A clause that has the parties agreeing never to go to Court regarding a dispute is not valid. A court will strike down such a clause as attempting to substitute the Court process (oust the jurisdiction of the Courts).
The SA Commercial Arbitration Act 2011, section 8 states:
8—Arbitration agreement and substantive claim before court
- A court before which an action is brought in a matter which is the subject of an arbitration agreement must, if a party so requests not later than when submitting the party’s first statement on the substance of the dispute, refer the parties to arbitration unless it finds that the agreement is null and void, inoperative or incapable of being performed.
- If an action referred to in subsection (1) has been brought, arbitral proceedings may nevertheless be commenced or continued, and an award may be made, while the issue is pending before the court.
In other words, the section requires that the court case be ‘put on ice’ at the initial stage if the Scott v Avery clause is valid, but it does not prevent the Court allowing the action to be instituted or, in due course, pursued.
Contracts sometimes contain clauses that agree certain facts. For example, a clause that states if the General Manager of X Bank signs a certificate that Y owes a debt to X, it is conclusive evidence. The Courts do not regard these clauses as invalid.
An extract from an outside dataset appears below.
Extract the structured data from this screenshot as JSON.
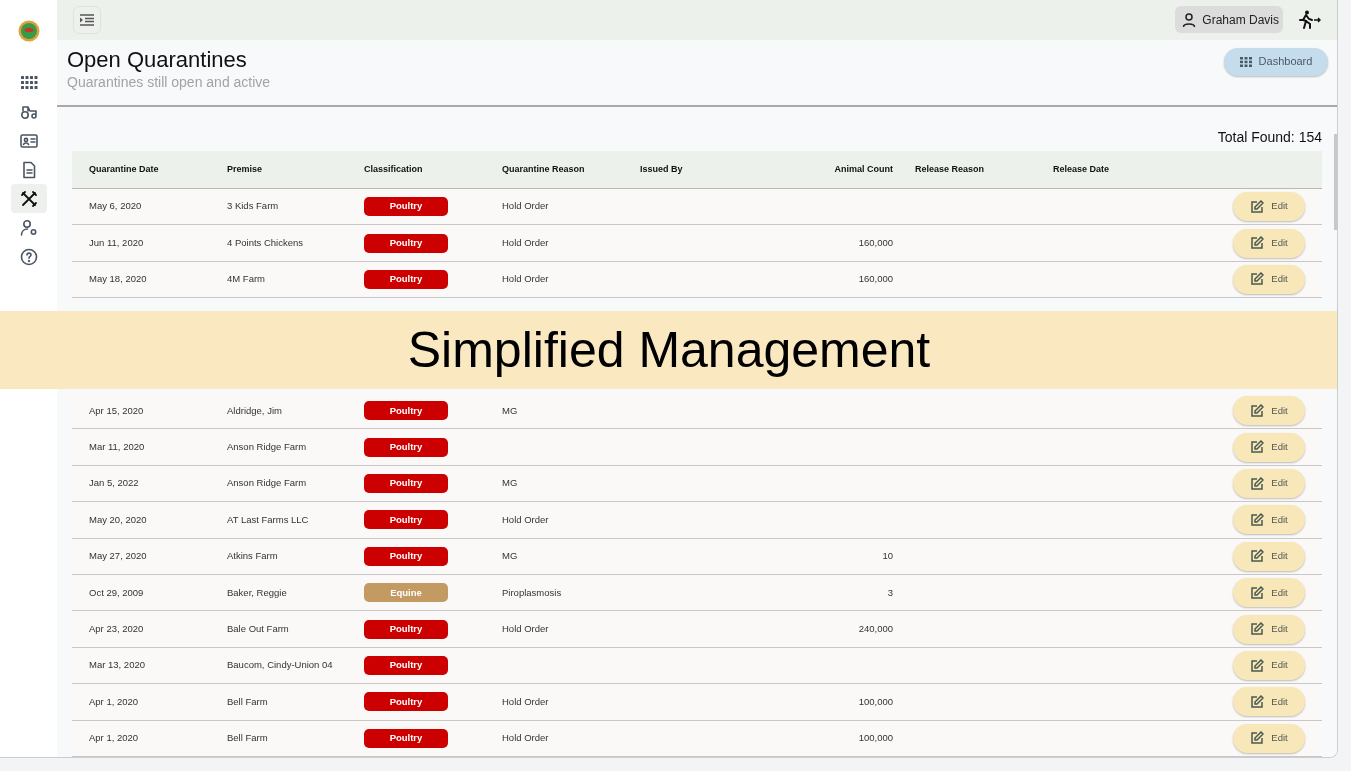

For further information please contact Peter on 8362 6400 or email Peter Jakobsen. Join our mailing list to receive updates and advice on current issues.